The present study shows that eight amino acid residues from the α1C subunit, two in IIIS5, three in IIIS6, and three in IVS6, are required to transfer the high affinity DHP sensitivity to the DHP-insensitive α1E Ca2+ channel. To our knowledge, this is the first report that shows that amino acid residues as few as eight are sufficient for transferring the DHP sensitivity. Among these amino acid residues, Thr1061 in the α1C subunit is essential for the DHP block and stimulation. Its replacement by Tyr completely abolished the DHP sensitivity of both the α1C-containing Ca2+channels and the α1E-containing Ca2+ channels. Mutation of Thr1061 in a native DHP-sensitive channel would lead to a loss of the DHP sensitivity, which suggests that care should be taken when Ca2+ channels are classified solely by pharmacological criteria. The transfer of the Bay K 8644 stimulation required Gln1065 in addition to Thr1061, strengthening the previous findings (9, 11, 13, 19) that DHP agonists and antagonists require interaction with similar but not identical amino acid residues. How these amino acid residues actually modulate the DHP actions is not clear. Some of the eight amino acid residues responsible for the DHP sensitivity were also shown to be important for the DHP interaction in recent radioligand binding studies (10, 19), which indicates that these residues either are part of the DHP binding site itself or influence the DHP affinity of the binding site. It is also possible that some of these residues are involved in the coupling between the DHP binding and the subsequent conformational change of the Ca2+channel. Replacement of the eight amino acid residues in the α1E subunit (rEC10) dramatically increased its DHP sensitivity, which indicates that a small number of amino acids that are located about halfway between the extracellular and intracellular side of the membrane play a critical role in the DHP actions.
We are grateful to Mrs. S. Erhard, P. Mayr, and S. Stief for their excellent technical assistance.
- Received April 23, 1997.
- Accepted June 20, 1997.

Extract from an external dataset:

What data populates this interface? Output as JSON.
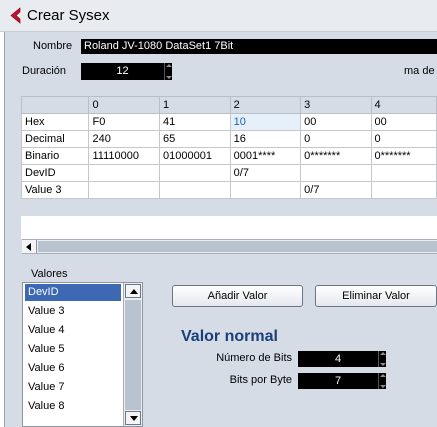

Send reprint requests to: Hiroyuki Ito, Institut für Pharmakologie und Toxikologie der TU München, Biedersteiner Strasse 29, 80802 München, Germany. E-mail:
This work was supported by grants from Deutsche Forschungsgemeinschaft, Bundesministerium für Bildung und Forschung, and Fond der Chemie.
- barium current
- human embryonic kidney
- 4-(2-hydroxyethyl)-1-piperazineethanesulfonic acid
- ethylene glycol bis(β-aminoethyl ether)-N,N,N′,N′-tetraacetic acid
- The American Society for Pharmacology and Experimental Therapeutics